“There are some values that a lot of Tongan recognise made famous by the late Queen Salote called the Faai Kavei Koula, the four Tongan values. We try to contextualise it in a modern day Aotearoa. It’s easier said than done but we’re finding our way through it.”

Hinerapa Rupuha (Ngāti Kahungunu, Te Whānau a Apanui) says although she isn’t Tongan, she could resonate with the club’s values.

“I came for a paddle one time and one of our friends is Tongan. When they were talking at the first training, they talked a lot about connectivity and connection to the water, to the people and to our culture. So I think both Dani and I resonated with that.”

Connection and camaraderie

This year, the club has four teams made up of 24 paddlers from the ages of 11 - 51 competing in the National Sprint Championships at Lake Karāpiro, Waikato.

Finau competed in the Master Men division this year and says they’re pretty happy with results, particularly their youngest and newest team, the J16 women’s, who made it to the finals.

“For a small club, we’re pretty happy.

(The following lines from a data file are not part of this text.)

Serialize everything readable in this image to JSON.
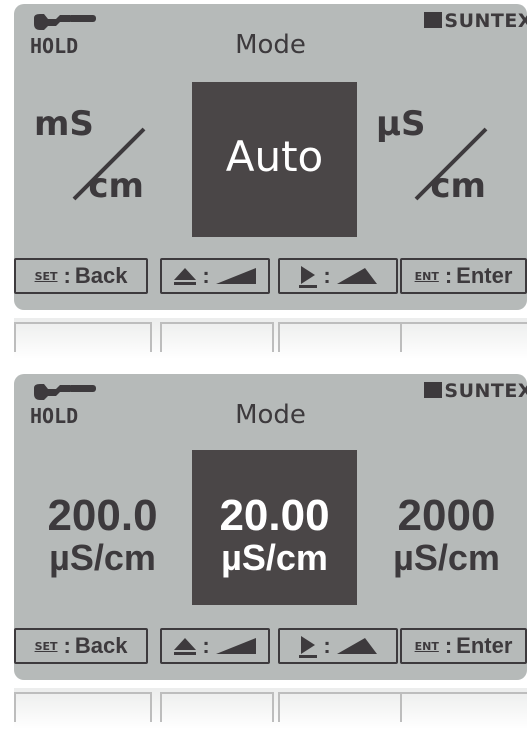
{
  "panels": [
    {
      "hold_label": "HOLD",
      "brand": "SUNTEX",
      "title": "Mode",
      "left_option": {
        "num": "mS",
        "den": "cm"
      },
      "selected_option": "Auto",
      "right_option": {
        "num": "µS",
        "den": "cm"
      },
      "keys": {
        "set_tag": "SET",
        "back_label": "Back",
        "up_symbol": "▲",
        "right_symbol": "▶",
        "enter_tag": "ENT",
        "enter_label": "Enter",
        "separator": ":"
      }
    },
    {
      "hold_label": "HOLD",
      "brand": "SUNTEX",
      "title": "Mode",
      "left_option": {
        "value": "200.0",
        "unit": "µS/cm"
      },
      "selected_option": {
        "value": "20.00",
        "unit": "µS/cm"
      },
      "right_option": {
        "value": "2000",
        "unit": "µS/cm"
      },
      "keys": {
        "set_tag": "SET",
        "back_label": "Back",
        "up_symbol": "▲",
        "right_symbol": "▶",
        "enter_tag": "ENT",
        "enter_label": "Enter",
        "separator": ":"
      }
    }
  ],
  "colors": {
    "lcd_background": "#b6bab9",
    "lcd_foreground": "#3d3a3d",
    "selection": "#4a4647"
  }
}
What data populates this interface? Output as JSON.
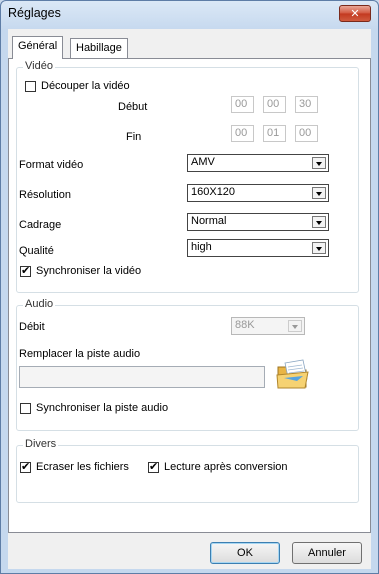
{
  "window": {
    "title": "Réglages",
    "close_label": "✕"
  },
  "tabs": [
    {
      "label": "Général",
      "active": true
    },
    {
      "label": "Habillage",
      "active": false
    }
  ],
  "video": {
    "legend": "Vidéo",
    "cut": {
      "label": "Découper la vidéo",
      "checked": false
    },
    "start": {
      "label": "Début",
      "h": "00",
      "m": "00",
      "s": "30"
    },
    "end": {
      "label": "Fin",
      "h": "00",
      "m": "01",
      "s": "00"
    },
    "format": {
      "label": "Format vidéo",
      "value": "AMV"
    },
    "resolution": {
      "label": "Résolution",
      "value": "160X120"
    },
    "framing": {
      "label": "Cadrage",
      "value": "Normal"
    },
    "quality": {
      "label": "Qualité",
      "value": "high"
    },
    "sync": {
      "label": "Synchroniser la vidéo",
      "checked": true
    }
  },
  "audio": {
    "legend": "Audio",
    "bitrate": {
      "label": "Débit",
      "value": "88K"
    },
    "replace_label": "Remplacer la piste audio",
    "replace_value": "",
    "sync": {
      "label": "Synchroniser la piste audio",
      "checked": false
    }
  },
  "misc": {
    "legend": "Divers",
    "overwrite": {
      "label": "Ecraser les fichiers",
      "checked": true
    },
    "play_after": {
      "label": "Lecture après conversion",
      "checked": true
    }
  },
  "buttons": {
    "ok": "OK",
    "cancel": "Annuler"
  },
  "check_mark": "✔"
}
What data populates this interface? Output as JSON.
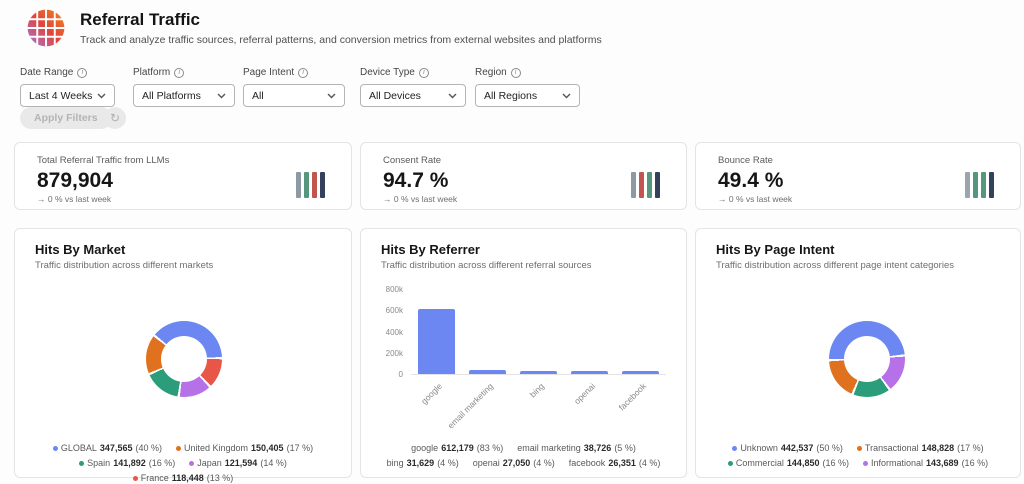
{
  "header": {
    "title": "Referral Traffic",
    "subtitle": "Track and analyze traffic sources, referral patterns, and conversion metrics from external websites and platforms"
  },
  "filters": {
    "items": [
      {
        "label": "Date Range",
        "value": "Last 4 Weeks"
      },
      {
        "label": "Platform",
        "value": "All Platforms"
      },
      {
        "label": "Page Intent",
        "value": "All"
      },
      {
        "label": "Device Type",
        "value": "All Devices"
      },
      {
        "label": "Region",
        "value": "All Regions"
      }
    ],
    "apply_label": "Apply Filters"
  },
  "kpis": [
    {
      "label": "Total Referral Traffic from LLMs",
      "value": "879,904",
      "delta": "→ 0 % vs last week",
      "icon_colors": [
        "#8e9aa3",
        "#55977c",
        "#c2554f",
        "#33415c"
      ]
    },
    {
      "label": "Consent Rate",
      "value": "94.7 %",
      "delta": "→ 0 % vs last week",
      "icon_colors": [
        "#8e9aa3",
        "#c2554f",
        "#55977c",
        "#33415c"
      ]
    },
    {
      "label": "Bounce Rate",
      "value": "49.4 %",
      "delta": "→ 0 % vs last week",
      "icon_colors": [
        "#9aa5ad",
        "#55977c",
        "#55977c",
        "#33415c"
      ]
    }
  ],
  "panels": {
    "market": {
      "title": "Hits By Market",
      "subtitle": "Traffic distribution across different markets"
    },
    "referrer": {
      "title": "Hits By Referrer",
      "subtitle": "Traffic distribution across different referral sources"
    },
    "intent": {
      "title": "Hits By Page Intent",
      "subtitle": "Traffic distribution across different page intent categories"
    }
  },
  "chart_data": [
    {
      "type": "pie",
      "title": "Hits By Market",
      "labels": [
        "GLOBAL",
        "United Kingdom",
        "Spain",
        "Japan",
        "France"
      ],
      "values": [
        347565,
        150405,
        141892,
        121594,
        118448
      ],
      "percents": [
        40,
        17,
        16,
        14,
        13
      ],
      "colors": [
        "#6d87f2",
        "#e0711f",
        "#2b9d7a",
        "#b671e8",
        "#e85648"
      ],
      "start_angle": 310,
      "segments": [
        {
          "color": "#6d87f2",
          "pct": 40
        },
        {
          "color": "#e85648",
          "pct": 13
        },
        {
          "color": "#b671e8",
          "pct": 14
        },
        {
          "color": "#2b9d7a",
          "pct": 16
        },
        {
          "color": "#e0711f",
          "pct": 17
        }
      ],
      "legend": [
        {
          "name": "GLOBAL",
          "value": "347,565",
          "pct": "(40 %)",
          "color": "#6d87f2"
        },
        {
          "name": "United Kingdom",
          "value": "150,405",
          "pct": "(17 %)",
          "color": "#e0711f"
        },
        {
          "name": "Spain",
          "value": "141,892",
          "pct": "(16 %)",
          "color": "#2b9d7a"
        },
        {
          "name": "Japan",
          "value": "121,594",
          "pct": "(14 %)",
          "color": "#b671e8"
        },
        {
          "name": "France",
          "value": "118,448",
          "pct": "(13 %)",
          "color": "#e85648"
        }
      ]
    },
    {
      "type": "bar",
      "title": "Hits By Referrer",
      "categories": [
        "google",
        "email marketing",
        "bing",
        "openai",
        "facebook"
      ],
      "values": [
        612179,
        38726,
        31629,
        27050,
        26351
      ],
      "percents": [
        83,
        5,
        4,
        4,
        4
      ],
      "bar_color": "#6d87f2",
      "ylim": [
        0,
        800000
      ],
      "y_ticks": [
        "800k",
        "600k",
        "400k",
        "200k",
        "0"
      ],
      "legend": [
        {
          "name": "google",
          "value": "612,179",
          "pct": "(83 %)"
        },
        {
          "name": "email marketing",
          "value": "38,726",
          "pct": "(5 %)"
        },
        {
          "name": "bing",
          "value": "31,629",
          "pct": "(4 %)"
        },
        {
          "name": "openai",
          "value": "27,050",
          "pct": "(4 %)"
        },
        {
          "name": "facebook",
          "value": "26,351",
          "pct": "(4 %)"
        }
      ]
    },
    {
      "type": "pie",
      "title": "Hits By Page Intent",
      "labels": [
        "Unknown",
        "Transactional",
        "Commercial",
        "Informational"
      ],
      "values": [
        442537,
        148828,
        144850,
        143689
      ],
      "percents": [
        50,
        17,
        16,
        16
      ],
      "colors": [
        "#6d87f2",
        "#e0711f",
        "#2b9d7a",
        "#b671e8"
      ],
      "start_angle": 270,
      "segments": [
        {
          "color": "#6d87f2",
          "pct": 50
        },
        {
          "color": "#b671e8",
          "pct": 16
        },
        {
          "color": "#2b9d7a",
          "pct": 16
        },
        {
          "color": "#e0711f",
          "pct": 18
        }
      ],
      "legend": [
        {
          "name": "Unknown",
          "value": "442,537",
          "pct": "(50 %)",
          "color": "#6d87f2"
        },
        {
          "name": "Transactional",
          "value": "148,828",
          "pct": "(17 %)",
          "color": "#e0711f"
        },
        {
          "name": "Commercial",
          "value": "144,850",
          "pct": "(16 %)",
          "color": "#2b9d7a"
        },
        {
          "name": "Informational",
          "value": "143,689",
          "pct": "(16 %)",
          "color": "#b671e8"
        }
      ]
    }
  ]
}
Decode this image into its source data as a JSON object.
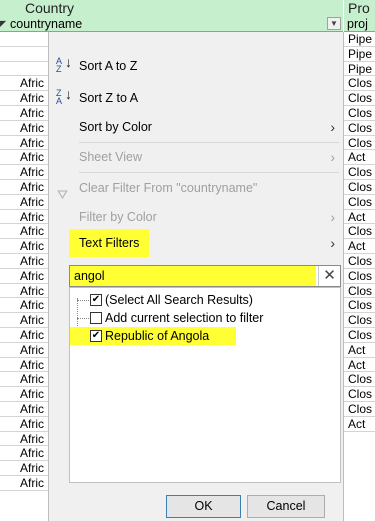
{
  "sheet": {
    "header_left": "Country",
    "header_right": "Pro",
    "filter_col_left": "countryname",
    "filter_col_right": "proj",
    "col_a_cells": [
      "",
      "",
      "",
      "Afric",
      "Afric",
      "Afric",
      "Afric",
      "Afric",
      "Afric",
      "Afric",
      "Afric",
      "Afric",
      "Afric",
      "Afric",
      "Afric",
      "Afric",
      "Afric",
      "Afric",
      "Afric",
      "Afric",
      "Afric",
      "Afric",
      "Afric",
      "Afric",
      "Afric",
      "Afric",
      "Afric",
      "Afric",
      "Afric",
      "Afric",
      "Afric"
    ],
    "col_b_cells": [
      "Pipe",
      "Pipe",
      "Pipe",
      "Clos",
      "Clos",
      "Clos",
      "Clos",
      "Clos",
      "Act",
      "Clos",
      "Clos",
      "Clos",
      "Act",
      "Clos",
      "Act",
      "Clos",
      "Clos",
      "Clos",
      "Clos",
      "Clos",
      "Clos",
      "Act",
      "Act",
      "Clos",
      "Clos",
      "Clos",
      "Act"
    ]
  },
  "menu": {
    "sort_az": "Sort A to Z",
    "sort_za": "Sort Z to A",
    "sort_by_color": "Sort by Color",
    "sheet_view": "Sheet View",
    "clear_filter": "Clear Filter From \"countryname\"",
    "filter_by_color": "Filter by Color",
    "text_filters": "Text Filters",
    "search_value": "angol",
    "list": {
      "select_all": "(Select All Search Results)",
      "add_selection": "Add current selection to filter",
      "angola": "Republic of Angola"
    },
    "ok": "OK",
    "cancel": "Cancel"
  },
  "colors": {
    "header_bg": "#c6efce",
    "highlight": "#ffff33",
    "menu_bg": "#f0f0f0"
  },
  "icons": [
    "sort-az-icon",
    "sort-za-icon",
    "clear-filter-icon",
    "chevron-right-icon",
    "close-icon",
    "dropdown-icon"
  ]
}
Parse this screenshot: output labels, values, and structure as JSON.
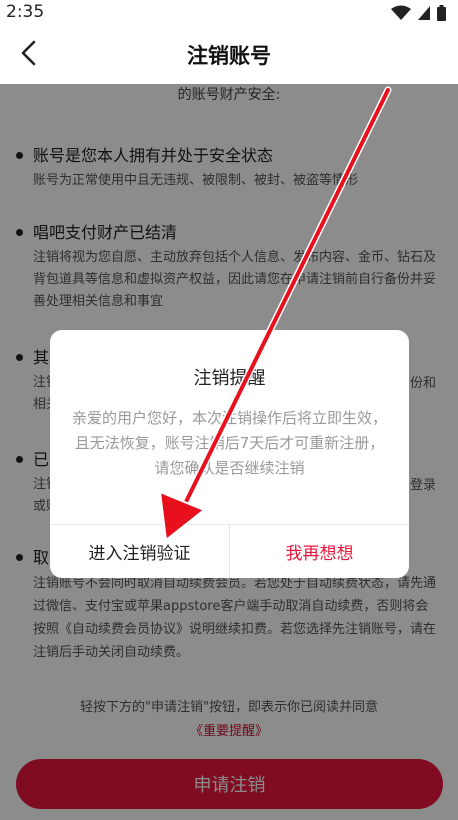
{
  "status_bar": {
    "time": "2:35"
  },
  "nav": {
    "title": "注销账号"
  },
  "intro": "的账号财产安全:",
  "sections": [
    {
      "title": "账号是您本人拥有并处于安全状态",
      "desc": "账号为正常使用中且无违规、被限制、被封、被盗等情形"
    },
    {
      "title": "唱吧支付财产已结清",
      "desc": "注销将视为您自愿、主动放弃包括个人信息、发布内容、金币、钻石及背包道具等信息和虚拟资产权益，因此请您在申请注销前自行备份并妥善处理相关信息和事宜"
    },
    {
      "title": "其",
      "desc": "注销\n相关"
    },
    {
      "title": "已",
      "desc": "注销\n或账"
    },
    {
      "title": "取",
      "desc": "注销账号不会同时取消自动续费会员。若您处于自动续费状态，请先通过微信、支付宝或苹果appstore客户端手动取消自动续费，否则将会按照《自动续费会员协议》说明继续扣费。若您选择先注销账号，请在注销后手动关闭自动续费。"
    }
  ],
  "partial_right": {
    "line1": "份和",
    "line2": "登录"
  },
  "footer": {
    "note": "轻按下方的\"申请注销\"按钮，即表示你已阅读并同意",
    "link": "《重要提醒》",
    "apply_button": "申请注销"
  },
  "dialog": {
    "title": "注销提醒",
    "message": "亲爱的用户您好，本次注销操作后将立即生效，且无法恢复，账号注销后7天后才可重新注册，请您确认是否继续注销",
    "confirm_button": "进入注销验证",
    "cancel_button": "我再想想"
  },
  "colors": {
    "accent": "#e8163c",
    "overlay": "rgba(0,0,0,0.45)",
    "annotation_arrow": "#e8101c"
  },
  "icons": [
    "wifi-icon",
    "signal-icon",
    "battery-icon",
    "back-arrow-icon"
  ]
}
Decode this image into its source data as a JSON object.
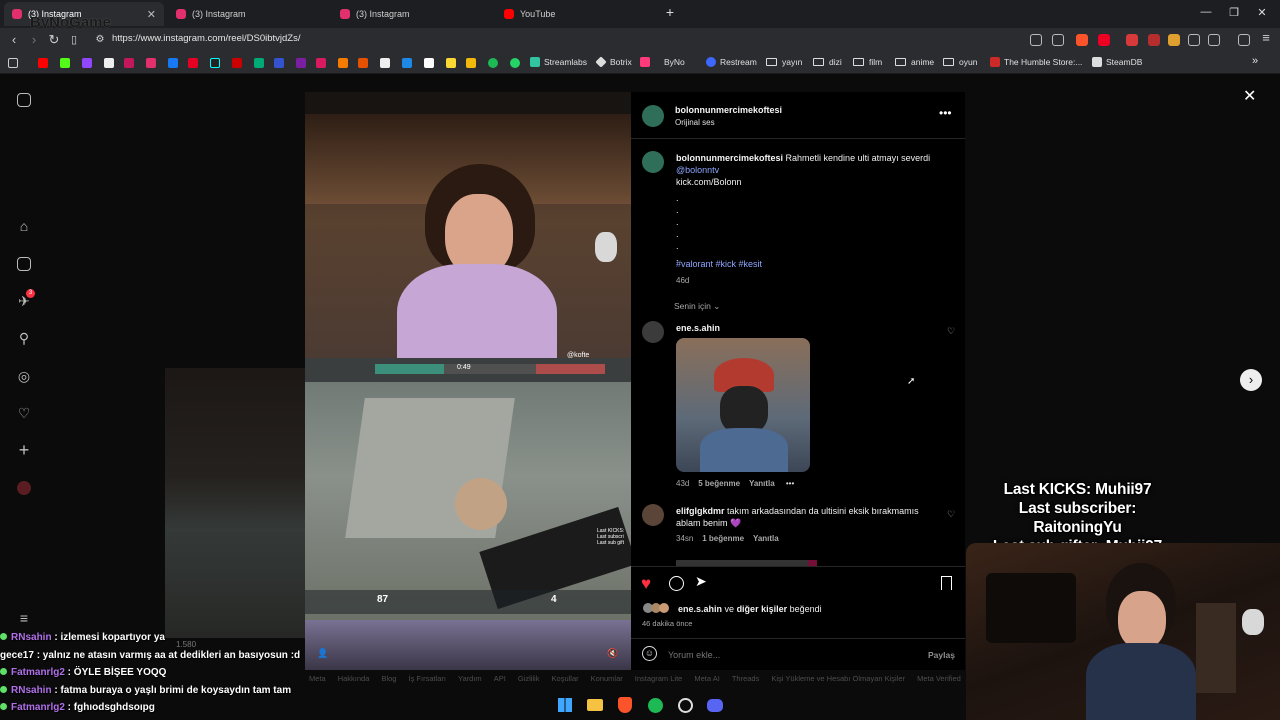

Results aren’t a focus for us, it’s the connection and the camaraderie and the sharing that happens amongst the group.”

Looking at the future, Finau says they’re not focused on growing numbers but on making deeper connections with their own cultures.

“It’s more of a cultural practice for me than a sport because it goes back to our ancestors navigating the noana.”

Rupuha is also encouraging more Māori to embrace their Pasifika connections.

“I think some Māori are quite embarrassed to say that we have a cultural connection to the Pacific Ocean and something that I’m trying to teach my own is to just be a bit more open and to show that we come from the ocean as well.”

Te Rito